START Information provided

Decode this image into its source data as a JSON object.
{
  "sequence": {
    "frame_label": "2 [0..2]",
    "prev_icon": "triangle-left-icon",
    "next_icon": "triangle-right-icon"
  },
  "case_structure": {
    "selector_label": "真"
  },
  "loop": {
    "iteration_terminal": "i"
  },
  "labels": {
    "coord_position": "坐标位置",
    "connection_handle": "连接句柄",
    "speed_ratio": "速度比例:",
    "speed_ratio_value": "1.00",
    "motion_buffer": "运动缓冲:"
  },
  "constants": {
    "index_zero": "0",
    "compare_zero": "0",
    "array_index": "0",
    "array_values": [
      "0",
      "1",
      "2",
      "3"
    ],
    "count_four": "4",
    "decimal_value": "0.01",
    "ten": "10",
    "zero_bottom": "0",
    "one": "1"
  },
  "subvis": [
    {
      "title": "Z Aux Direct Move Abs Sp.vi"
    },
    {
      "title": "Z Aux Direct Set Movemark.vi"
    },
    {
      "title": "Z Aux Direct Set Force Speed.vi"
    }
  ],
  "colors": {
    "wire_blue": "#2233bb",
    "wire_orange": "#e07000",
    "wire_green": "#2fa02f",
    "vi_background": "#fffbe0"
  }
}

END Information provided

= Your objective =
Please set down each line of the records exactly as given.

= The completed task =
Decode this image into its source data as a JSON object.
{
  "sequence": {
    "frame_label": "2 [0..2]",
    "prev_icon": "triangle-left-icon",
    "next_icon": "triangle-right-icon"
  },
  "case_structure": {
    "selector_label": "真"
  },
  "loop": {
    "iteration_terminal": "i"
  },
  "labels": {
    "coord_position": "坐标位置",
    "connection_handle": "连接句柄",
    "speed_ratio": "速度比例:",
    "speed_ratio_value": "1.00",
    "motion_buffer": "运动缓冲:"
  },
  "constants": {
    "index_zero": "0",
    "compare_zero": "0",
    "array_index": "0",
    "array_values": [
      "0",
      "1",
      "2",
      "3"
    ],
    "count_four": "4",
    "decimal_value": "0.01",
    "ten": "10",
    "zero_bottom": "0",
    "one": "1"
  },
  "subvis": [
    {
      "title": "Z Aux Direct Move Abs Sp.vi"
    },
    {
      "title": "Z Aux Direct Set Movemark.vi"
    },
    {
      "title": "Z Aux Direct Set Force Speed.vi"
    }
  ],
  "colors": {
    "wire_blue": "#2233bb",
    "wire_orange": "#e07000",
    "wire_green": "#2fa02f",
    "vi_background": "#fffbe0"
  }
}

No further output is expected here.